→ Data section
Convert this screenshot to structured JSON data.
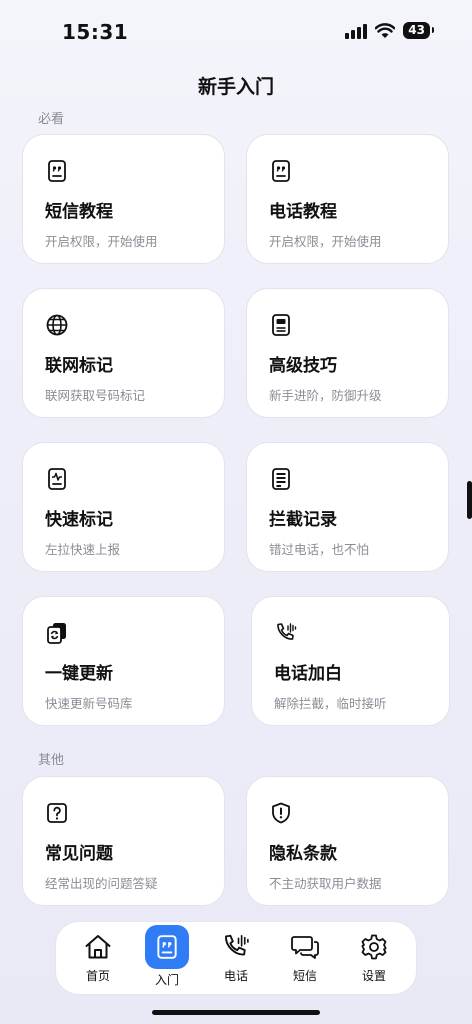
{
  "status": {
    "time": "15:31",
    "battery": "43"
  },
  "page": {
    "title": "新手入门"
  },
  "sections": {
    "must_see": "必看",
    "other": "其他"
  },
  "cards": [
    {
      "title": "短信教程",
      "sub": "开启权限，开始使用",
      "icon": "message-doc-icon"
    },
    {
      "title": "电话教程",
      "sub": "开启权限，开始使用",
      "icon": "message-doc-icon"
    },
    {
      "title": "联网标记",
      "sub": "联网获取号码标记",
      "icon": "globe-icon"
    },
    {
      "title": "高级技巧",
      "sub": "新手进阶，防御升级",
      "icon": "document-icon"
    },
    {
      "title": "快速标记",
      "sub": "左拉快速上报",
      "icon": "pulse-doc-icon"
    },
    {
      "title": "拦截记录",
      "sub": "错过电话，也不怕",
      "icon": "list-doc-icon"
    },
    {
      "title": "一键更新",
      "sub": "快速更新号码库",
      "icon": "refresh-doc-icon"
    },
    {
      "title": "电话加白",
      "sub": "解除拦截，临时接听",
      "icon": "phone-wave-icon"
    },
    {
      "title": "常见问题",
      "sub": "经常出现的问题答疑",
      "icon": "question-icon"
    },
    {
      "title": "隐私条款",
      "sub": "不主动获取用户数据",
      "icon": "shield-icon"
    }
  ],
  "tabs": [
    {
      "label": "首页",
      "icon": "home-icon"
    },
    {
      "label": "入门",
      "icon": "message-doc-icon",
      "active": true
    },
    {
      "label": "电话",
      "icon": "phone-wave-icon"
    },
    {
      "label": "短信",
      "icon": "chat-bubbles-icon"
    },
    {
      "label": "设置",
      "icon": "gear-icon"
    }
  ],
  "colors": {
    "accent": "#2f7cf6",
    "text": "#111111",
    "subtext": "#8c8c96"
  }
}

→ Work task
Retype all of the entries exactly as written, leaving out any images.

→ Answer to the problem
Convert this screenshot to structured JSON data.
{
  "status": {
    "time": "15:31",
    "battery": "43"
  },
  "page": {
    "title": "新手入门"
  },
  "sections": {
    "must_see": "必看",
    "other": "其他"
  },
  "cards": [
    {
      "title": "短信教程",
      "sub": "开启权限，开始使用",
      "icon": "message-doc-icon"
    },
    {
      "title": "电话教程",
      "sub": "开启权限，开始使用",
      "icon": "message-doc-icon"
    },
    {
      "title": "联网标记",
      "sub": "联网获取号码标记",
      "icon": "globe-icon"
    },
    {
      "title": "高级技巧",
      "sub": "新手进阶，防御升级",
      "icon": "document-icon"
    },
    {
      "title": "快速标记",
      "sub": "左拉快速上报",
      "icon": "pulse-doc-icon"
    },
    {
      "title": "拦截记录",
      "sub": "错过电话，也不怕",
      "icon": "list-doc-icon"
    },
    {
      "title": "一键更新",
      "sub": "快速更新号码库",
      "icon": "refresh-doc-icon"
    },
    {
      "title": "电话加白",
      "sub": "解除拦截，临时接听",
      "icon": "phone-wave-icon"
    },
    {
      "title": "常见问题",
      "sub": "经常出现的问题答疑",
      "icon": "question-icon"
    },
    {
      "title": "隐私条款",
      "sub": "不主动获取用户数据",
      "icon": "shield-icon"
    }
  ],
  "tabs": [
    {
      "label": "首页",
      "icon": "home-icon"
    },
    {
      "label": "入门",
      "icon": "message-doc-icon",
      "active": true
    },
    {
      "label": "电话",
      "icon": "phone-wave-icon"
    },
    {
      "label": "短信",
      "icon": "chat-bubbles-icon"
    },
    {
      "label": "设置",
      "icon": "gear-icon"
    }
  ],
  "colors": {
    "accent": "#2f7cf6",
    "text": "#111111",
    "subtext": "#8c8c96"
  }
}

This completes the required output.